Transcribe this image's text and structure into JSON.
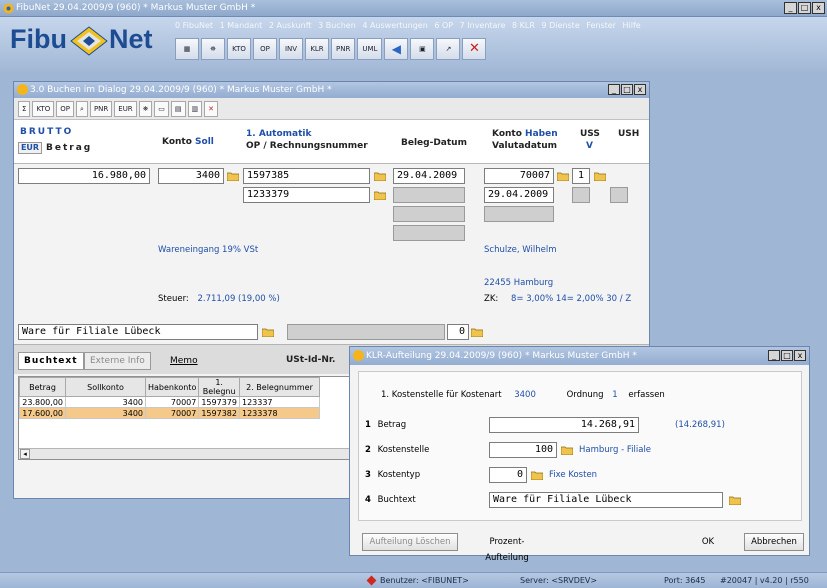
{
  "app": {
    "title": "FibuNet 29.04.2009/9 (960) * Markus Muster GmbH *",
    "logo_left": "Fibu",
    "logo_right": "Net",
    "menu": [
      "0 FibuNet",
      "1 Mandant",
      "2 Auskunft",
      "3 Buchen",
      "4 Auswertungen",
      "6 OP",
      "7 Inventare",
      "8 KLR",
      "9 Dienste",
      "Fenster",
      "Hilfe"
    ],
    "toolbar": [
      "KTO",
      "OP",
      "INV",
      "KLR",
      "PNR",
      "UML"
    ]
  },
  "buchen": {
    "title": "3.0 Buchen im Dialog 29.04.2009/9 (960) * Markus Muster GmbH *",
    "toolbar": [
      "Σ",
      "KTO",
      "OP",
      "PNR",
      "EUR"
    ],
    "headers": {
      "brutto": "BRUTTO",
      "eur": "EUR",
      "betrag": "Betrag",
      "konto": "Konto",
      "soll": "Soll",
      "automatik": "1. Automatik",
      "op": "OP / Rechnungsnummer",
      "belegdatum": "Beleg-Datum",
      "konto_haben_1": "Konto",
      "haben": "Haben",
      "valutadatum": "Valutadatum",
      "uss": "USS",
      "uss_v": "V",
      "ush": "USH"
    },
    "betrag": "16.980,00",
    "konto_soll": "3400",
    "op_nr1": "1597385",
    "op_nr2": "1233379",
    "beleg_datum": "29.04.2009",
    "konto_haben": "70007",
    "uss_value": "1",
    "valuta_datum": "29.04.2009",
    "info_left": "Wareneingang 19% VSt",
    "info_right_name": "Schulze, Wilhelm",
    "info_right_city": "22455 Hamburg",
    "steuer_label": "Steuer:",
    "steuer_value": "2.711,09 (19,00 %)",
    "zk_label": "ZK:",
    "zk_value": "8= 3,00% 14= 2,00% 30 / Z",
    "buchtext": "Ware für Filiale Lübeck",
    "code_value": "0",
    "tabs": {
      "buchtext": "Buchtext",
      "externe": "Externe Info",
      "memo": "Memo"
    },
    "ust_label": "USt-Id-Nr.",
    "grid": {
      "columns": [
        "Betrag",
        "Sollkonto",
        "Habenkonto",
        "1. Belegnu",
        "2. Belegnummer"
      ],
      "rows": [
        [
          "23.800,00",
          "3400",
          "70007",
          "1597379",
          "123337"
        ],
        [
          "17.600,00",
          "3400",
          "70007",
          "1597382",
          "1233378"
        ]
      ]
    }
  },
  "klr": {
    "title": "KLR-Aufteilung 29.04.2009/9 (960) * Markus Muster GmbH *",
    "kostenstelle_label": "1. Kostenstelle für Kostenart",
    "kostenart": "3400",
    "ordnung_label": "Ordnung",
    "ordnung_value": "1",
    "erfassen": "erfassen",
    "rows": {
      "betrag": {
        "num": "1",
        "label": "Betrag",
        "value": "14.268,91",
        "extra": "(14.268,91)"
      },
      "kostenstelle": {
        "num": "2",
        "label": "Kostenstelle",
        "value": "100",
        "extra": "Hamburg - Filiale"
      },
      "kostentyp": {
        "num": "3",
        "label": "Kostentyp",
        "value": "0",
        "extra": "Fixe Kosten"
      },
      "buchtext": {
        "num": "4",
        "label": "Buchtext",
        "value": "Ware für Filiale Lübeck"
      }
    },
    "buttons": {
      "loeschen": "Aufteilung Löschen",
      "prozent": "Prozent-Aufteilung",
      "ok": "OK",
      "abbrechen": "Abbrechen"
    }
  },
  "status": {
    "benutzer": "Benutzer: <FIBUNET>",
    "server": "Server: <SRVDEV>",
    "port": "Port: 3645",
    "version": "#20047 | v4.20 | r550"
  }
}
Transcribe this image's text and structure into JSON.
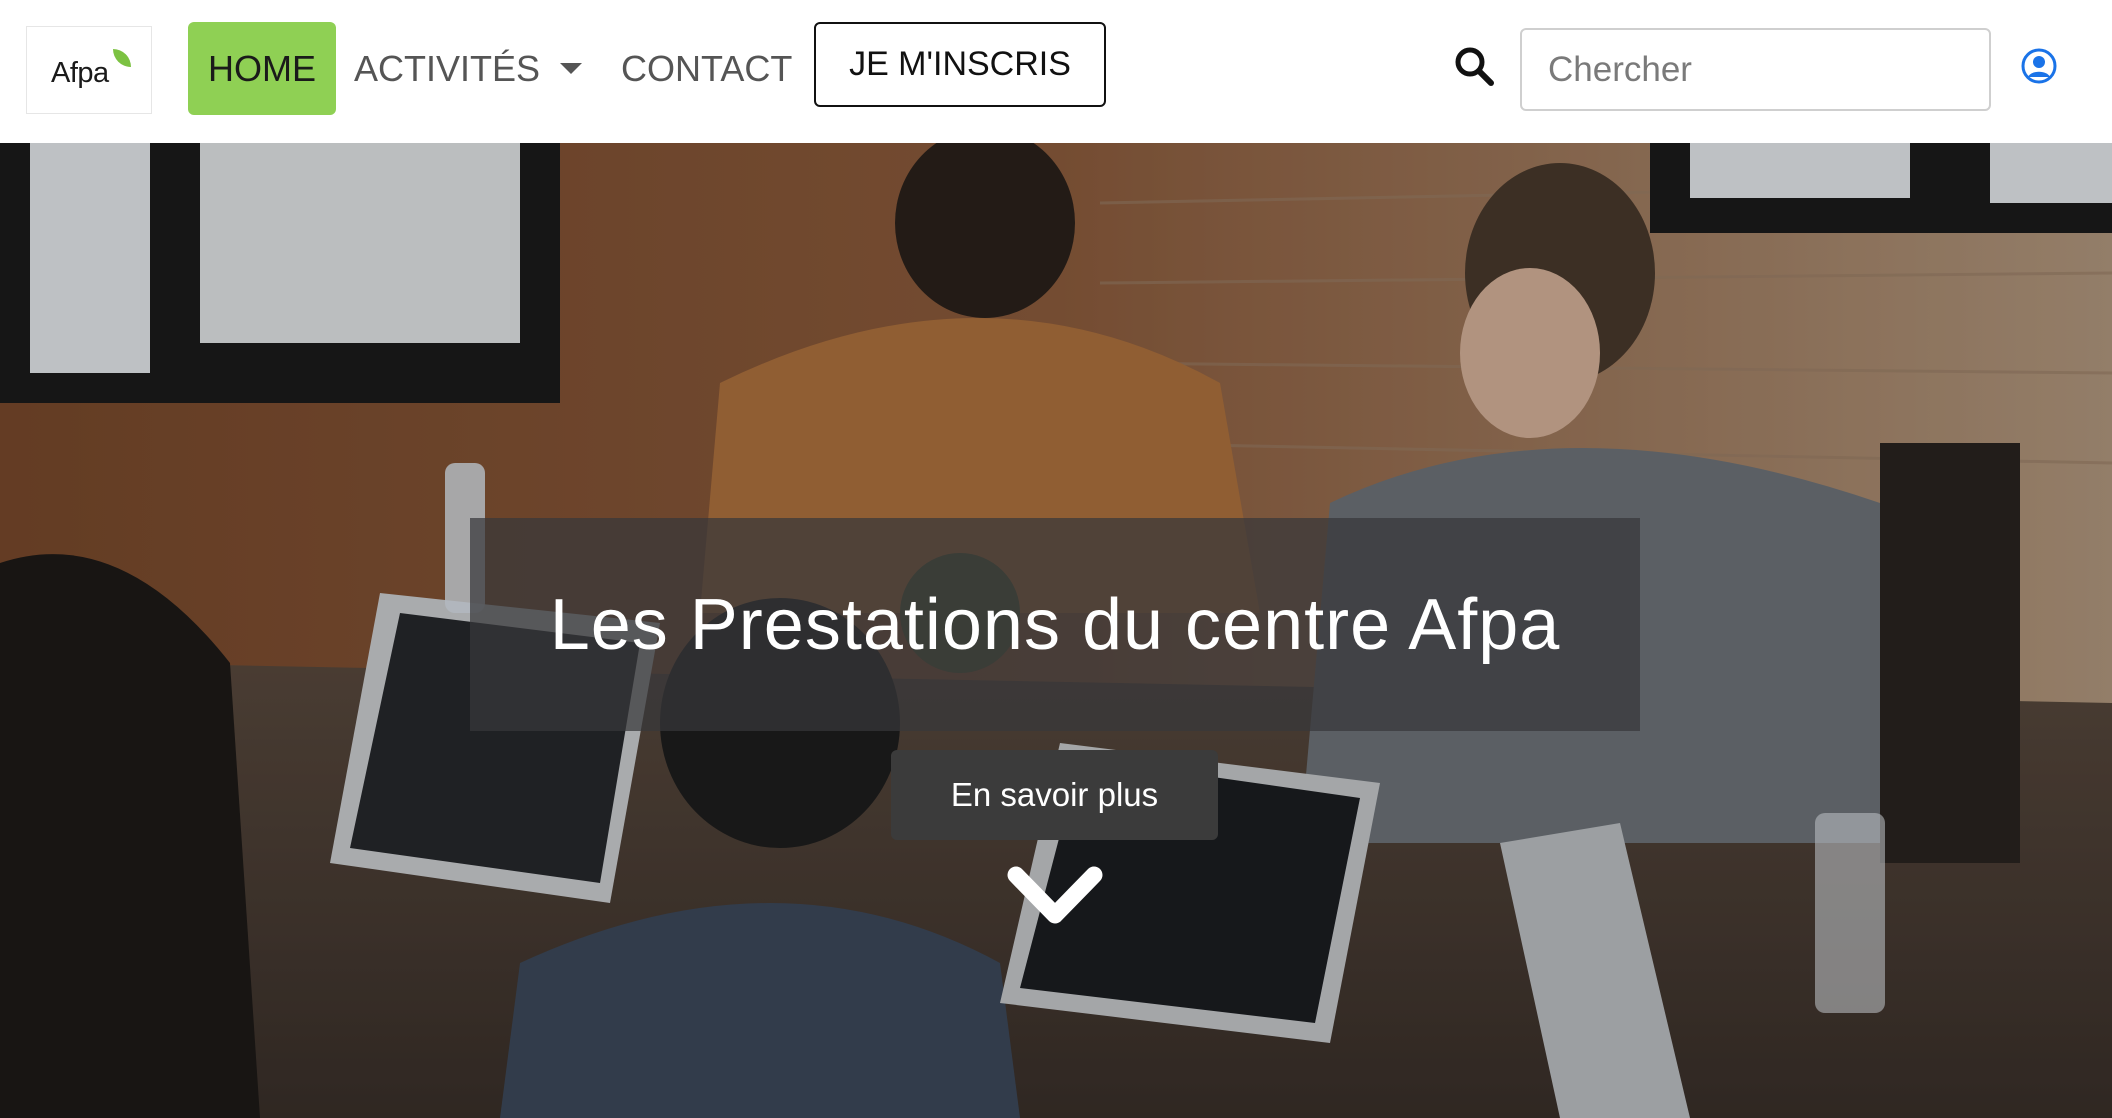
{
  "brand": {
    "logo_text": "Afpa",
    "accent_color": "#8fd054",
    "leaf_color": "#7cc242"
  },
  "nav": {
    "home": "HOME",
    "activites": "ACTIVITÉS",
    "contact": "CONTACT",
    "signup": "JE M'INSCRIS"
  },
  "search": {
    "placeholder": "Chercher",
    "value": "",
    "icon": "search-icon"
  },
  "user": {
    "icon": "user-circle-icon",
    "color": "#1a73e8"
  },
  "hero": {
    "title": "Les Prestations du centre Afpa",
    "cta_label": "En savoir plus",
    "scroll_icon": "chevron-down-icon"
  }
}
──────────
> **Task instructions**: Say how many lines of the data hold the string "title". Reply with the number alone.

> **Exercise response**: 4